Green onion cakes, also known as scallion pancake or “cong you bing” is a traditional street food item originating in Northern China. Unlike the take-out items we find at local Chinese restaurants, the original edition is in fact made from unleavened bread. A well-known rumor in China suggests that pizza was in fact an adaptation of green onion cakes. After Marco Polo’s trip to the East, he brought back the scallion pancake with a few modifications that eventually became pizza.
Having always been a fan of fried carbohydrates, I always have to order them with my take-out meal. Otherwise, if I was lucky, my mother would use one of her traditional recipes for green onion cakes. After craving this savory pan-fried carb for a long time, I decided I would attempt the recipe first-hand, from scratch. Initially, I was skeptical of how simple the ingredients and preparation steps were, however when I sampled the final product, I was thrilled! It was authentic to the taste of the original pan-fried cakes in Shanghai where I grew up. For students trying their hand at Chinese recipes, this is a simple and delicious recipe that I have grown to love. For myself, during busy months of the school year, I would make up to a dozen of these crepes and store them in the freezer for meal prep or even a midnight snack.
4 cups of all-purpose flour
1 cup of chopped green onions (4 stalks)
500 mL of water
1 tsp sesame oil
2 tsp salt
1 tsp vegetable oil
Total time of preparation: 15 minutes
Step 1: Mix together all ingredients in a bowl
Step 2: Set stovetop to high heat for 2 minutes, then switch to medium heat for the frying portion
Step 3: Scoop approximately 1 ladle-full of the mixture into the pan
Step 4: Set a timer for approximately 3 minutes until golden brown
Step 5: using a pancake flipper, flip the cake onto the other side and cook for another 3 minutes
Step 6: remove cake from the pan and allow it to dry
Step 7: repeat steps 1 to 7 until mixture is used up

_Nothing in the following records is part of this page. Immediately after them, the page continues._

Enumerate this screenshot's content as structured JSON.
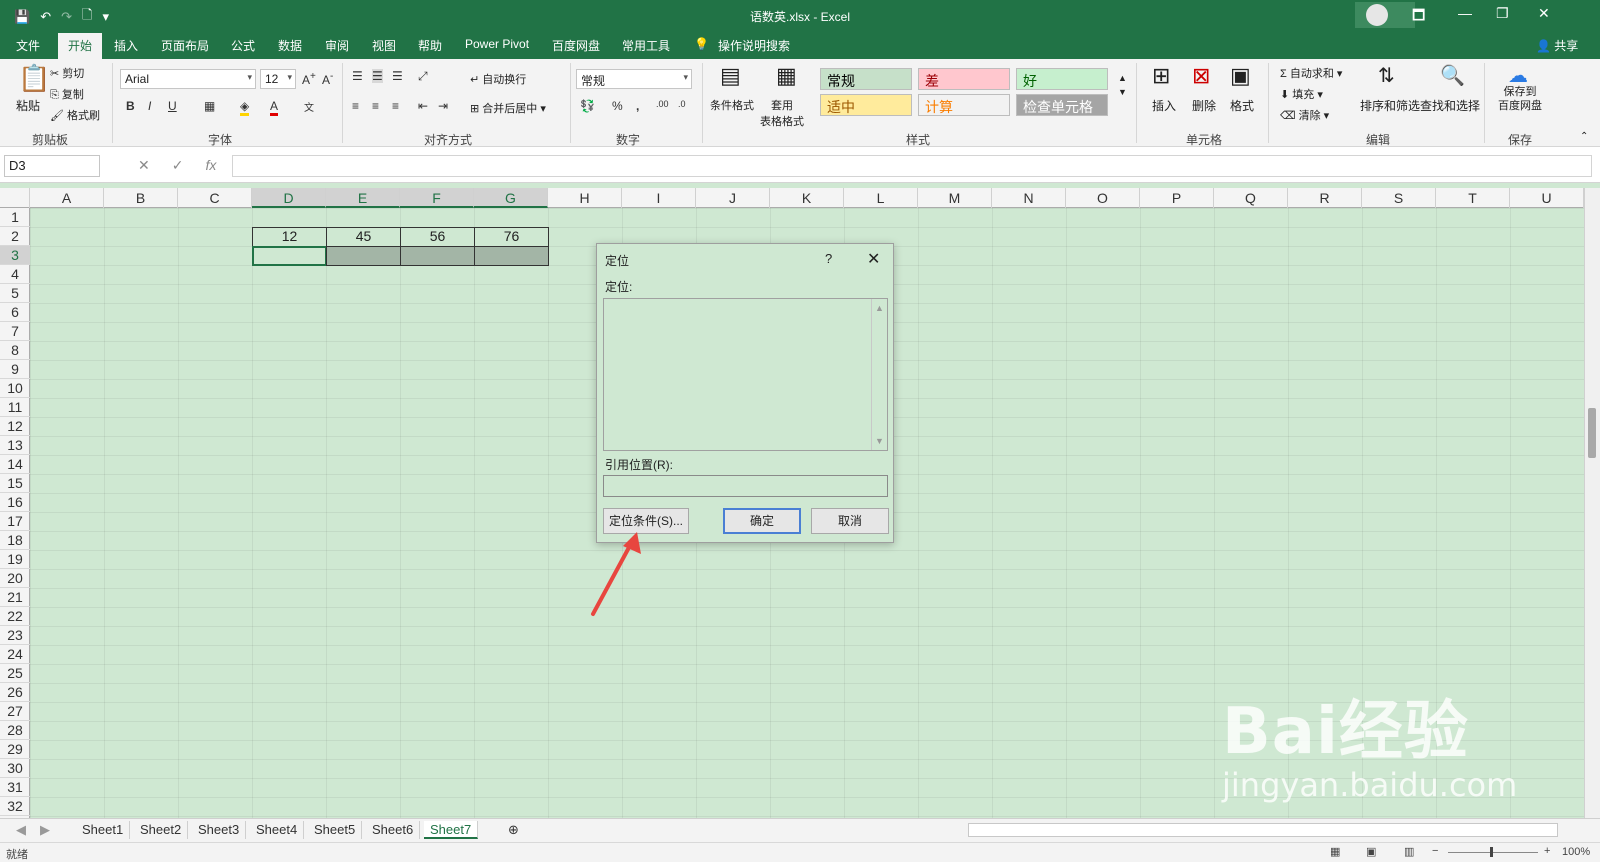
{
  "app": {
    "title": "语数英.xlsx  -  Excel",
    "share_label": "共享"
  },
  "tabs": [
    "文件",
    "开始",
    "插入",
    "页面布局",
    "公式",
    "数据",
    "审阅",
    "视图",
    "帮助",
    "Power Pivot",
    "百度网盘",
    "常用工具",
    "操作说明搜索"
  ],
  "ribbon": {
    "clipboard": {
      "paste": "粘贴",
      "cut": "剪切",
      "copy": "复制",
      "format_painter": "格式刷",
      "label": "剪贴板"
    },
    "font": {
      "name": "Arial",
      "size": "12",
      "label": "字体"
    },
    "alignment": {
      "wrap": "自动换行",
      "merge": "合并后居中",
      "label": "对齐方式"
    },
    "number": {
      "format": "常规",
      "label": "数字"
    },
    "styles": {
      "cond_format": "条件格式",
      "table_format": "套用\n表格格式",
      "cells": [
        {
          "text": "常规",
          "bg": "#c6e0c9",
          "color": "#000000"
        },
        {
          "text": "差",
          "bg": "#ffc7ce",
          "color": "#9c0006"
        },
        {
          "text": "好",
          "bg": "#c6efce",
          "color": "#006100"
        },
        {
          "text": "适中",
          "bg": "#ffeb9c",
          "color": "#9c5700"
        },
        {
          "text": "计算",
          "bg": "#f2f2f2",
          "color": "#fa7d00"
        },
        {
          "text": "检查单元格",
          "bg": "#a5a5a5",
          "color": "#ffffff"
        }
      ],
      "label": "样式"
    },
    "cells_group": {
      "insert": "插入",
      "delete": "删除",
      "format": "格式",
      "label": "单元格"
    },
    "editing": {
      "autosum": "自动求和",
      "fill": "填充",
      "clear": "清除",
      "sort": "排序和筛选",
      "find": "查找和选择",
      "label": "编辑"
    },
    "save": {
      "text": "保存到\n百度网盘",
      "label": "保存"
    }
  },
  "formula_bar": {
    "name_box": "D3",
    "formula": ""
  },
  "columns": [
    "A",
    "B",
    "C",
    "D",
    "E",
    "F",
    "G",
    "H",
    "I",
    "J",
    "K",
    "L",
    "M",
    "N",
    "O",
    "P",
    "Q",
    "R",
    "S",
    "T",
    "U"
  ],
  "rows": [
    "1",
    "2",
    "3",
    "4",
    "5",
    "6",
    "7",
    "8",
    "9",
    "10",
    "11",
    "12",
    "13",
    "14",
    "15",
    "16",
    "17",
    "18",
    "19",
    "20",
    "21",
    "22",
    "23",
    "24",
    "25",
    "26",
    "27",
    "28",
    "29",
    "30",
    "31",
    "32"
  ],
  "cell_values": {
    "D2": "12",
    "E2": "45",
    "F2": "56",
    "G2": "76"
  },
  "dialog": {
    "title": "定位",
    "help": "?",
    "list_label": "定位:",
    "ref_label": "引用位置(R):",
    "special_button": "定位条件(S)...",
    "ok_button": "确定",
    "cancel_button": "取消"
  },
  "sheets": [
    "Sheet1",
    "Sheet2",
    "Sheet3",
    "Sheet4",
    "Sheet5",
    "Sheet6",
    "Sheet7"
  ],
  "active_sheet": "Sheet7",
  "status": {
    "ready": "就绪",
    "zoom": "100%"
  },
  "watermark": {
    "brand": "Bai经验",
    "url": "jingyan.baidu.com"
  },
  "colors": {
    "excel_green": "#217346",
    "sheet_bg": "#cfe8d2"
  }
}
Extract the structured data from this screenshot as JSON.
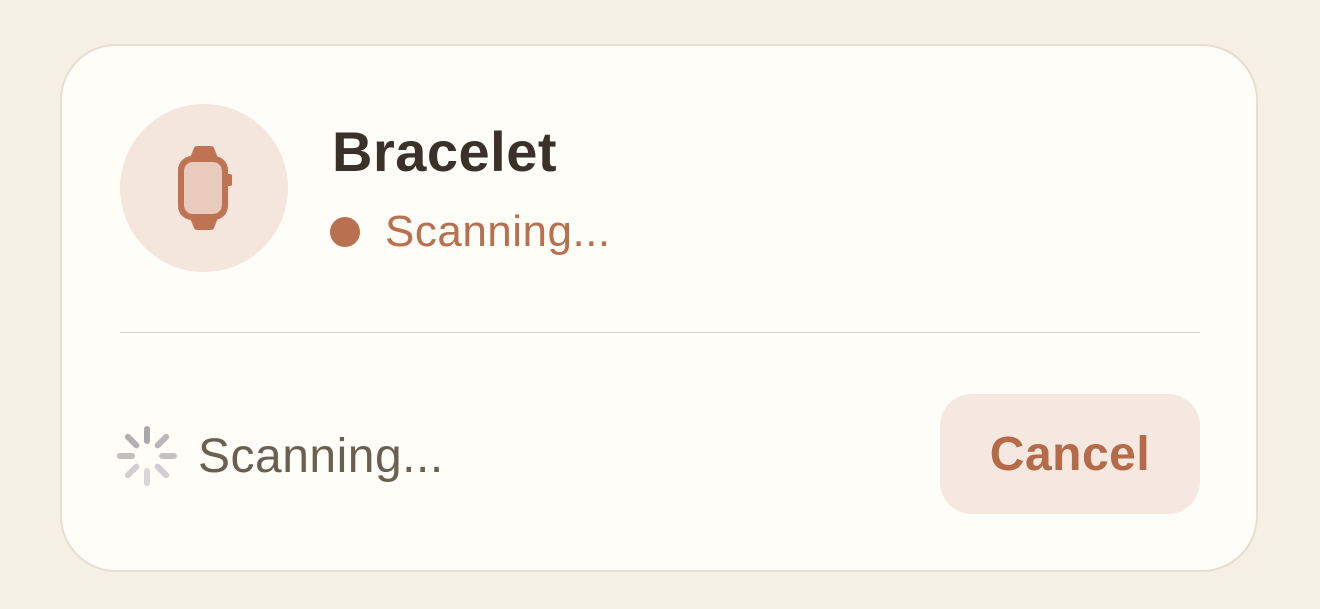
{
  "device": {
    "name": "Bracelet",
    "icon": "watch-icon",
    "status_text": "Scanning..."
  },
  "footer": {
    "status_text": "Scanning...",
    "spinner_icon": "spinner-icon",
    "cancel_label": "Cancel"
  },
  "colors": {
    "accent": "#b8704e",
    "avatar_bg": "#f4e5dd",
    "button_bg": "#f5e8e0",
    "card_bg": "#fefdf8",
    "page_bg": "#f5f0e6"
  }
}
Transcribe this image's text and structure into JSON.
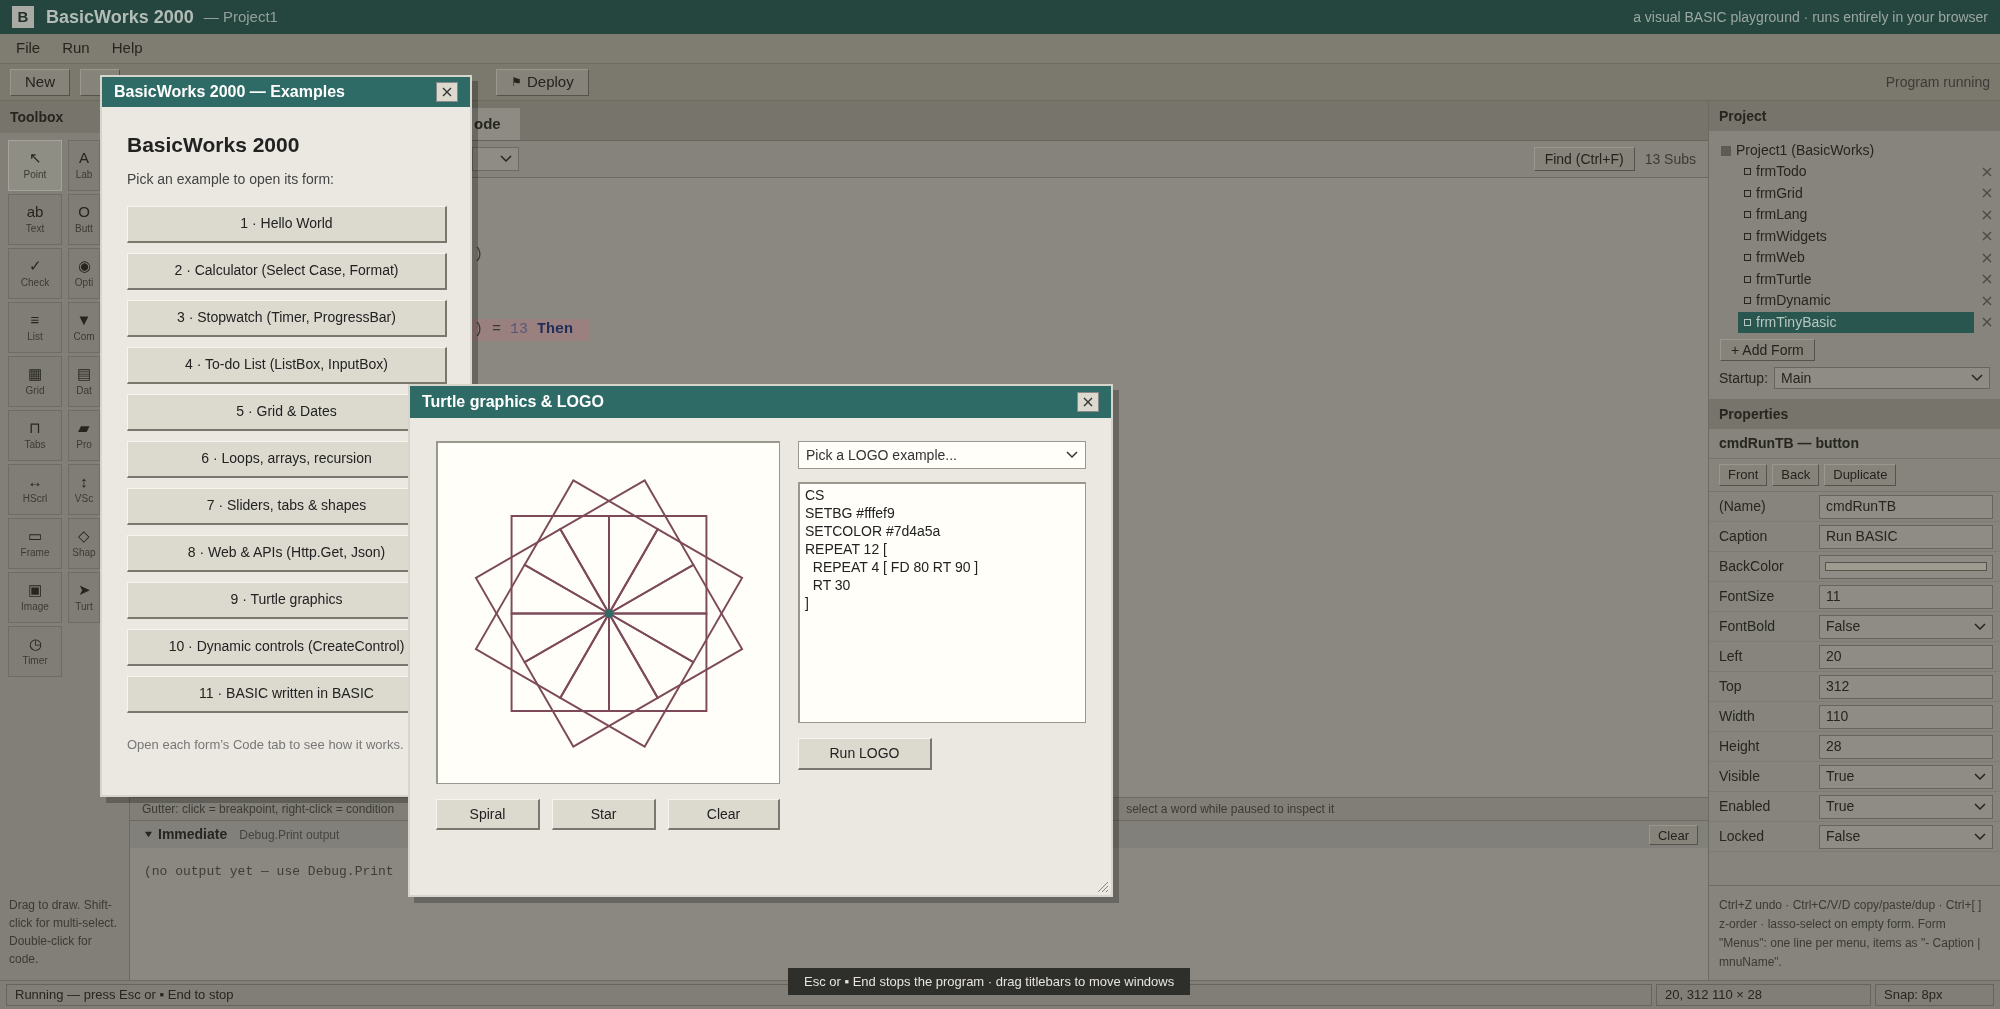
{
  "title_bar": {
    "logo": "B",
    "app_name": "BasicWorks 2000",
    "project": "— Project1",
    "tagline": "a visual BASIC playground · runs entirely in your browser"
  },
  "menu": [
    "File",
    "Run",
    "Help"
  ],
  "toolbar": {
    "buttons": [
      "New"
    ],
    "deploy": {
      "icon": "⚑",
      "label": "Deploy"
    },
    "status": "Program running"
  },
  "toolbox": {
    "title": "Toolbox",
    "tools": [
      {
        "icon": "↖",
        "label": "Point",
        "selected": true
      },
      {
        "icon": "A",
        "label": "Lab",
        "selected": false
      },
      {
        "icon": "ab",
        "label": "Text",
        "selected": false
      },
      {
        "icon": "O",
        "label": "Butt",
        "selected": false
      },
      {
        "icon": "✓",
        "label": "Check",
        "selected": false
      },
      {
        "icon": "◉",
        "label": "Opti",
        "selected": false
      },
      {
        "icon": "≡",
        "label": "List",
        "selected": false
      },
      {
        "icon": "▼",
        "label": "Com",
        "selected": false
      },
      {
        "icon": "▦",
        "label": "Grid",
        "selected": false
      },
      {
        "icon": "▤",
        "label": "Dat",
        "selected": false
      },
      {
        "icon": "⊓",
        "label": "Tabs",
        "selected": false
      },
      {
        "icon": "▰",
        "label": "Pro",
        "selected": false
      },
      {
        "icon": "↔",
        "label": "HScrl",
        "selected": false
      },
      {
        "icon": "↕",
        "label": "VSc",
        "selected": false
      },
      {
        "icon": "▭",
        "label": "Frame",
        "selected": false
      },
      {
        "icon": "◇",
        "label": "Shap",
        "selected": false
      },
      {
        "icon": "▣",
        "label": "Image",
        "selected": false
      },
      {
        "icon": "➤",
        "label": "Turt",
        "selected": false
      },
      {
        "icon": "◷",
        "label": "Timer",
        "selected": false
      }
    ],
    "hint": "Drag to draw. Shift-click for multi-select. Double-click for code."
  },
  "editor": {
    "tab": {
      "label": "ode",
      "selected": true
    },
    "find_button": "Find (Ctrl+F)",
    "sub_count": "13 Subs",
    "lines": [
      {
        "highlighted": false,
        "tokens": [
          {
            "kind": "plain",
            "text": ")"
          }
        ]
      },
      {
        "highlighted": true,
        "tokens": [
          {
            "kind": "plain",
            "text": ") = "
          },
          {
            "kind": "number",
            "text": "13"
          },
          {
            "kind": "keyword",
            "text": " Then"
          }
        ]
      }
    ]
  },
  "gutter_hint": [
    "Gutter: click = breakpoint, right-click = condition",
    "select a word while paused to inspect it"
  ],
  "immediate": {
    "expanded": true,
    "title": "Immediate",
    "subtitle": "Debug.Print output",
    "clear": "Clear",
    "output": "(no output yet — use Debug.Print"
  },
  "project": {
    "title": "Project",
    "root": "Project1 (BasicWorks)",
    "forms": [
      {
        "name": "frmTodo",
        "selected": false
      },
      {
        "name": "frmGrid",
        "selected": false
      },
      {
        "name": "frmLang",
        "selected": false
      },
      {
        "name": "frmWidgets",
        "selected": false
      },
      {
        "name": "frmWeb",
        "selected": false
      },
      {
        "name": "frmTurtle",
        "selected": false
      },
      {
        "name": "frmDynamic",
        "selected": false
      },
      {
        "name": "frmTinyBasic",
        "selected": true
      }
    ],
    "add_button": "+ Add Form",
    "startup_label": "Startup:",
    "startup_value": "Main"
  },
  "properties": {
    "title": "Properties",
    "object": "cmdRunTB — button",
    "buttons": [
      "Front",
      "Back",
      "Duplicate"
    ],
    "rows": [
      {
        "name": "(Name)",
        "kind": "text",
        "value": "cmdRunTB"
      },
      {
        "name": "Caption",
        "kind": "text",
        "value": "Run BASIC"
      },
      {
        "name": "BackColor",
        "kind": "color",
        "color": "#9e9b91"
      },
      {
        "name": "FontSize",
        "kind": "text",
        "value": "11"
      },
      {
        "name": "FontBold",
        "kind": "select",
        "value": "False"
      },
      {
        "name": "Left",
        "kind": "text",
        "value": "20"
      },
      {
        "name": "Top",
        "kind": "text",
        "value": "312"
      },
      {
        "name": "Width",
        "kind": "text",
        "value": "110"
      },
      {
        "name": "Height",
        "kind": "text",
        "value": "28"
      },
      {
        "name": "Visible",
        "kind": "select",
        "value": "True"
      },
      {
        "name": "Enabled",
        "kind": "select",
        "value": "True"
      },
      {
        "name": "Locked",
        "kind": "select",
        "value": "False"
      }
    ],
    "hint": "Ctrl+Z undo · Ctrl+C/V/D copy/paste/dup · Ctrl+[ ] z-order · lasso-select on empty form. Form \"Menus\": one line per menu, items as \"- Caption | mnuName\"."
  },
  "status_bar": {
    "message": "Running — press Esc or ▪ End to stop",
    "position": "20, 312 110 × 28",
    "snap": "Snap: 8px"
  },
  "toast": "Esc or ▪ End stops the program · drag titlebars to move windows",
  "examples_dialog": {
    "title": "BasicWorks 2000 — Examples",
    "heading": "BasicWorks 2000",
    "subtitle": "Pick an example to open its form:",
    "examples": [
      "1 · Hello World",
      "2 · Calculator (Select Case, Format)",
      "3 · Stopwatch (Timer, ProgressBar)",
      "4 · To-do List (ListBox, InputBox)",
      "5 · Grid & Dates",
      "6 · Loops, arrays, recursion",
      "7 · Sliders, tabs & shapes",
      "8 · Web & APIs (Http.Get, Json)",
      "9 · Turtle graphics",
      "10 · Dynamic controls (CreateControl)",
      "11 · BASIC written in BASIC"
    ],
    "footer": "Open each form’s Code tab to see how it works."
  },
  "turtle_dialog": {
    "title": "Turtle graphics & LOGO",
    "example_select": "Pick a LOGO example...",
    "code": [
      "CS",
      "SETBG #fffef9",
      "SETCOLOR #7d4a5a",
      "REPEAT 12 [",
      "  REPEAT 4 [ FD 80 RT 90 ]",
      "  RT 30",
      "]"
    ],
    "run_button": "Run LOGO",
    "buttons": [
      "Spiral",
      "Star",
      "Clear"
    ]
  }
}
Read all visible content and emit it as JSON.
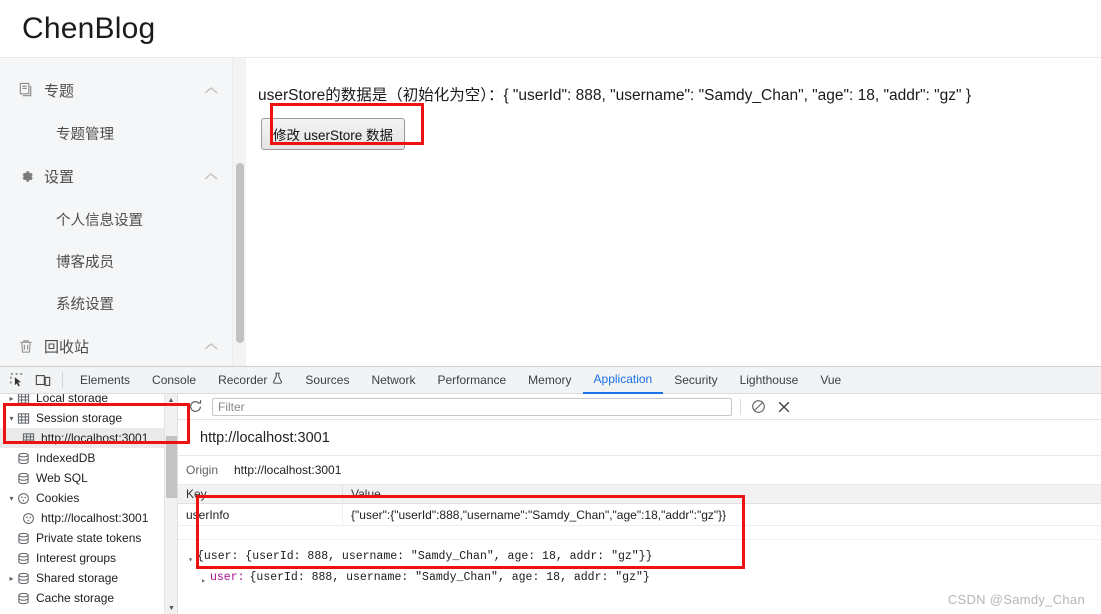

Steps 8: Serve with spicy mayo or sriracha hot sauce
Note: The difference between this recipe and Westernized green onion cakes is that the dough does not contain baking powder. The texture is more like a crepe than a cake.
For more adventurous chefs, besides scallion pancakes, various versions of this cake exist in modern day China. For example, garlic chives are used in lieu of green onions to make chive cakes. Finally, the Taiwanese adaptation of this recipe became the egg coated pancake.